If a record holds a picture, please leave the picture out and copy the rest of the record exactly.

[Dataset content Boundary: Start]

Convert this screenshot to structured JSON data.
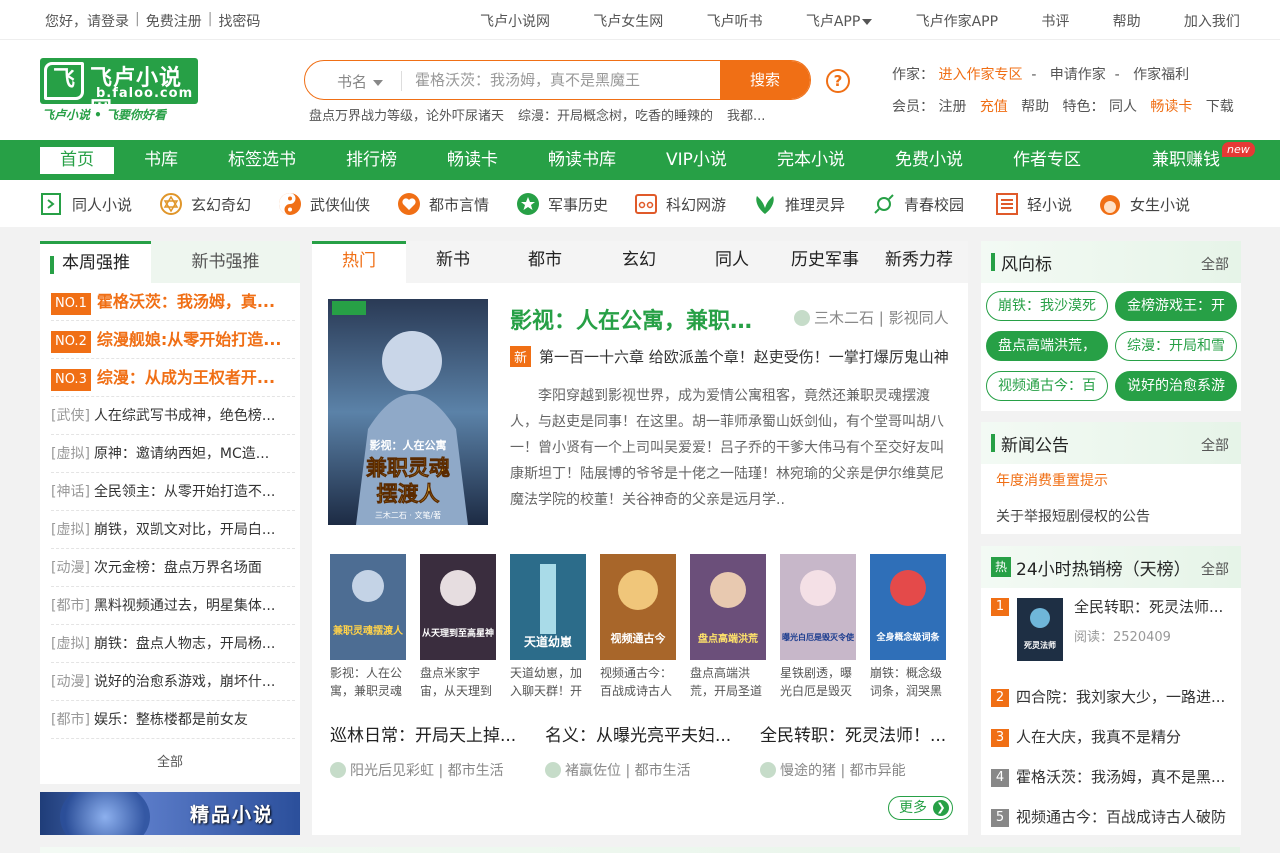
{
  "topbar": {
    "left": [
      "您好，请登录",
      "免费注册",
      "找密码"
    ],
    "right": [
      "飞卢小说网",
      "飞卢女生网",
      "飞卢听书",
      "飞卢APP",
      "飞卢作家APP",
      "书评",
      "帮助",
      "加入我们"
    ]
  },
  "logo": {
    "title": "飞卢小说网",
    "url": "b.faloo.com",
    "slogan": "飞卢小说 • 飞要你好看",
    "mark": "飞"
  },
  "search": {
    "type_label": "书名",
    "placeholder": "霍格沃茨：我汤姆，真不是黑魔王",
    "button": "搜索",
    "hot_words": [
      "盘点万界战力等级，论外吓尿诸天",
      "综漫：开局概念树，吃香的睡辣的",
      "我都..."
    ]
  },
  "author_links": {
    "label": "作家：",
    "zone": "进入作家专区",
    "apply": "申请作家",
    "welfare": "作家福利"
  },
  "member_links": {
    "label": "会员：",
    "register": "注册",
    "recharge": "充值",
    "help": "帮助",
    "feature_label": "特色：",
    "tongren": "同人",
    "card": "畅读卡",
    "download": "下载"
  },
  "nav": {
    "items": [
      "首页",
      "书库",
      "标签选书",
      "排行榜",
      "畅读卡",
      "畅读书库",
      "VIP小说",
      "完本小说",
      "免费小说",
      "作者专区",
      "兼职赚钱"
    ],
    "badge": "new"
  },
  "categories": [
    "同人小说",
    "玄幻奇幻",
    "武侠仙侠",
    "都市言情",
    "军事历史",
    "科幻网游",
    "推理灵异",
    "青春校园",
    "轻小说",
    "女生小说"
  ],
  "left_panel": {
    "tabs": [
      "本周强推",
      "新书强推"
    ],
    "top": [
      {
        "no": "NO.1",
        "title": "霍格沃茨：我汤姆，真..."
      },
      {
        "no": "NO.2",
        "title": "综漫舰娘:从零开始打造..."
      },
      {
        "no": "NO.3",
        "title": "综漫：从成为王权者开..."
      }
    ],
    "list": [
      {
        "tag": "[武侠]",
        "title": "人在综武写书成神，绝色榜..."
      },
      {
        "tag": "[虚拟]",
        "title": "原神：邀请纳西妲，MC造..."
      },
      {
        "tag": "[神话]",
        "title": "全民领主：从零开始打造不..."
      },
      {
        "tag": "[虚拟]",
        "title": "崩铁，双凯文对比，开局白..."
      },
      {
        "tag": "[动漫]",
        "title": "次元金榜：盘点万界名场面"
      },
      {
        "tag": "[都市]",
        "title": "黑料视频通过去，明星集体..."
      },
      {
        "tag": "[虚拟]",
        "title": "崩铁：盘点人物志，开局杨..."
      },
      {
        "tag": "[动漫]",
        "title": "说好的治愈系游戏，崩坏什..."
      },
      {
        "tag": "[都市]",
        "title": "娱乐：整栋楼都是前女友"
      }
    ],
    "all": "全部",
    "banner": "精品小说"
  },
  "center_panel": {
    "tabs": [
      "热门",
      "新书",
      "都市",
      "玄幻",
      "同人",
      "历史军事",
      "新秀力荐"
    ],
    "featured": {
      "title": "影视：人在公寓，兼职灵...",
      "author": "三木二石 | 影视同人",
      "new_label": "新",
      "chapter": "第一百一十六章 给欧派盖个章！赵吏受伤！一掌打爆厉鬼山神",
      "desc": "李阳穿越到影视世界，成为爱情公寓租客，竟然还兼职灵魂摆渡人，与赵吏是同事！在这里。胡一菲师承蜀山妖剑仙，有个堂哥叫胡八一！曾小贤有一个上司叫吴爱爱！吕子乔的干爹大伟马有个至交好友叫康斯坦丁！陆展博的爷爷是十佬之一陆瑾！林宛瑜的父亲是伊尔维莫尼魔法学院的校董！关谷神奇的父亲是远月学..",
      "cover_text": "影视：人在公寓 兼职灵魂 摆渡人",
      "cover_author": "三木二石 · 文笔/著"
    },
    "books": [
      {
        "name": "影视：人在公寓，兼职灵魂",
        "cover": "兼职灵魂摆渡人"
      },
      {
        "name": "盘点米家宇宙，从天理到",
        "cover": "从天理到至高星神"
      },
      {
        "name": "天道幼崽，加入聊天群！开",
        "cover": "天道幼崽"
      },
      {
        "name": "视频通古今：百战成诗古人",
        "cover": "视频通古今"
      },
      {
        "name": "盘点高端洪荒，开局圣道",
        "cover": "盘点高端洪荒"
      },
      {
        "name": "星铁剧透，曝光白厄是毁灭",
        "cover": "曝光白厄是毁灭令使"
      },
      {
        "name": "崩铁：概念级词条，润哭黑",
        "cover": "全身概念级词条"
      }
    ],
    "recs": [
      {
        "title": "巡林日常：开局天上掉...",
        "author": "阳光后见彩虹 | 都市生活"
      },
      {
        "title": "名义：从曝光亮平夫妇...",
        "author": "褚赢佐位 | 都市生活"
      },
      {
        "title": "全民转职：死灵法师！...",
        "author": "慢途的猪 | 都市异能"
      }
    ],
    "more": "更多"
  },
  "trend": {
    "title": "风向标",
    "all": "全部",
    "pills": [
      "崩铁：我沙漠死",
      "金榜游戏王：开",
      "盘点高端洪荒，",
      "综漫：开局和雪",
      "视频通古今：百",
      "说好的治愈系游"
    ]
  },
  "news": {
    "title": "新闻公告",
    "all": "全部",
    "items": [
      "年度消费重置提示",
      "关于举报短剧侵权的公告"
    ]
  },
  "hot24": {
    "hot_icon": "热",
    "title": "24小时热销榜（天榜）",
    "all": "全部",
    "first": {
      "num": "1",
      "title": "全民转职：死灵法师...",
      "reads": "阅读：2520409"
    },
    "items": [
      {
        "num": "2",
        "title": "四合院：我刘家大少，一路进..."
      },
      {
        "num": "3",
        "title": "人在大庆，我真不是精分"
      },
      {
        "num": "4",
        "title": "霍格沃茨：我汤姆，真不是黑..."
      },
      {
        "num": "5",
        "title": "视频通古今：百战成诗古人破防"
      }
    ]
  },
  "colors": {
    "green": "#27a046",
    "orange": "#f06f15"
  }
}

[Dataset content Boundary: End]

Exercise answer:
Convert this screenshot to structured JSON data.
{
  "topbar": {
    "left": [
      "您好，请登录",
      "免费注册",
      "找密码"
    ],
    "right": [
      "飞卢小说网",
      "飞卢女生网",
      "飞卢听书",
      "飞卢APP",
      "飞卢作家APP",
      "书评",
      "帮助",
      "加入我们"
    ]
  },
  "logo": {
    "title": "飞卢小说网",
    "url": "b.faloo.com",
    "slogan": "飞卢小说 • 飞要你好看",
    "mark": "飞"
  },
  "search": {
    "type_label": "书名",
    "placeholder": "霍格沃茨：我汤姆，真不是黑魔王",
    "button": "搜索",
    "hot_words": [
      "盘点万界战力等级，论外吓尿诸天",
      "综漫：开局概念树，吃香的睡辣的",
      "我都..."
    ]
  },
  "author_links": {
    "label": "作家：",
    "zone": "进入作家专区",
    "apply": "申请作家",
    "welfare": "作家福利"
  },
  "member_links": {
    "label": "会员：",
    "register": "注册",
    "recharge": "充值",
    "help": "帮助",
    "feature_label": "特色：",
    "tongren": "同人",
    "card": "畅读卡",
    "download": "下载"
  },
  "nav": {
    "items": [
      "首页",
      "书库",
      "标签选书",
      "排行榜",
      "畅读卡",
      "畅读书库",
      "VIP小说",
      "完本小说",
      "免费小说",
      "作者专区",
      "兼职赚钱"
    ],
    "badge": "new"
  },
  "categories": [
    "同人小说",
    "玄幻奇幻",
    "武侠仙侠",
    "都市言情",
    "军事历史",
    "科幻网游",
    "推理灵异",
    "青春校园",
    "轻小说",
    "女生小说"
  ],
  "left_panel": {
    "tabs": [
      "本周强推",
      "新书强推"
    ],
    "top": [
      {
        "no": "NO.1",
        "title": "霍格沃茨：我汤姆，真..."
      },
      {
        "no": "NO.2",
        "title": "综漫舰娘:从零开始打造..."
      },
      {
        "no": "NO.3",
        "title": "综漫：从成为王权者开..."
      }
    ],
    "list": [
      {
        "tag": "[武侠]",
        "title": "人在综武写书成神，绝色榜..."
      },
      {
        "tag": "[虚拟]",
        "title": "原神：邀请纳西妲，MC造..."
      },
      {
        "tag": "[神话]",
        "title": "全民领主：从零开始打造不..."
      },
      {
        "tag": "[虚拟]",
        "title": "崩铁，双凯文对比，开局白..."
      },
      {
        "tag": "[动漫]",
        "title": "次元金榜：盘点万界名场面"
      },
      {
        "tag": "[都市]",
        "title": "黑料视频通过去，明星集体..."
      },
      {
        "tag": "[虚拟]",
        "title": "崩铁：盘点人物志，开局杨..."
      },
      {
        "tag": "[动漫]",
        "title": "说好的治愈系游戏，崩坏什..."
      },
      {
        "tag": "[都市]",
        "title": "娱乐：整栋楼都是前女友"
      }
    ],
    "all": "全部",
    "banner": "精品小说"
  },
  "center_panel": {
    "tabs": [
      "热门",
      "新书",
      "都市",
      "玄幻",
      "同人",
      "历史军事",
      "新秀力荐"
    ],
    "featured": {
      "title": "影视：人在公寓，兼职灵...",
      "author": "三木二石 | 影视同人",
      "new_label": "新",
      "chapter": "第一百一十六章 给欧派盖个章！赵吏受伤！一掌打爆厉鬼山神",
      "desc": "李阳穿越到影视世界，成为爱情公寓租客，竟然还兼职灵魂摆渡人，与赵吏是同事！在这里。胡一菲师承蜀山妖剑仙，有个堂哥叫胡八一！曾小贤有一个上司叫吴爱爱！吕子乔的干爹大伟马有个至交好友叫康斯坦丁！陆展博的爷爷是十佬之一陆瑾！林宛瑜的父亲是伊尔维莫尼魔法学院的校董！关谷神奇的父亲是远月学..",
      "cover_text": "影视：人在公寓 兼职灵魂 摆渡人",
      "cover_author": "三木二石 · 文笔/著"
    },
    "books": [
      {
        "name": "影视：人在公寓，兼职灵魂",
        "cover": "兼职灵魂摆渡人"
      },
      {
        "name": "盘点米家宇宙，从天理到",
        "cover": "从天理到至高星神"
      },
      {
        "name": "天道幼崽，加入聊天群！开",
        "cover": "天道幼崽"
      },
      {
        "name": "视频通古今：百战成诗古人",
        "cover": "视频通古今"
      },
      {
        "name": "盘点高端洪荒，开局圣道",
        "cover": "盘点高端洪荒"
      },
      {
        "name": "星铁剧透，曝光白厄是毁灭",
        "cover": "曝光白厄是毁灭令使"
      },
      {
        "name": "崩铁：概念级词条，润哭黑",
        "cover": "全身概念级词条"
      }
    ],
    "recs": [
      {
        "title": "巡林日常：开局天上掉...",
        "author": "阳光后见彩虹 | 都市生活"
      },
      {
        "title": "名义：从曝光亮平夫妇...",
        "author": "褚赢佐位 | 都市生活"
      },
      {
        "title": "全民转职：死灵法师！...",
        "author": "慢途的猪 | 都市异能"
      }
    ],
    "more": "更多"
  },
  "trend": {
    "title": "风向标",
    "all": "全部",
    "pills": [
      "崩铁：我沙漠死",
      "金榜游戏王：开",
      "盘点高端洪荒，",
      "综漫：开局和雪",
      "视频通古今：百",
      "说好的治愈系游"
    ]
  },
  "news": {
    "title": "新闻公告",
    "all": "全部",
    "items": [
      "年度消费重置提示",
      "关于举报短剧侵权的公告"
    ]
  },
  "hot24": {
    "hot_icon": "热",
    "title": "24小时热销榜（天榜）",
    "all": "全部",
    "first": {
      "num": "1",
      "title": "全民转职：死灵法师...",
      "reads": "阅读：2520409"
    },
    "items": [
      {
        "num": "2",
        "title": "四合院：我刘家大少，一路进..."
      },
      {
        "num": "3",
        "title": "人在大庆，我真不是精分"
      },
      {
        "num": "4",
        "title": "霍格沃茨：我汤姆，真不是黑..."
      },
      {
        "num": "5",
        "title": "视频通古今：百战成诗古人破防"
      }
    ]
  },
  "colors": {
    "green": "#27a046",
    "orange": "#f06f15"
  }
}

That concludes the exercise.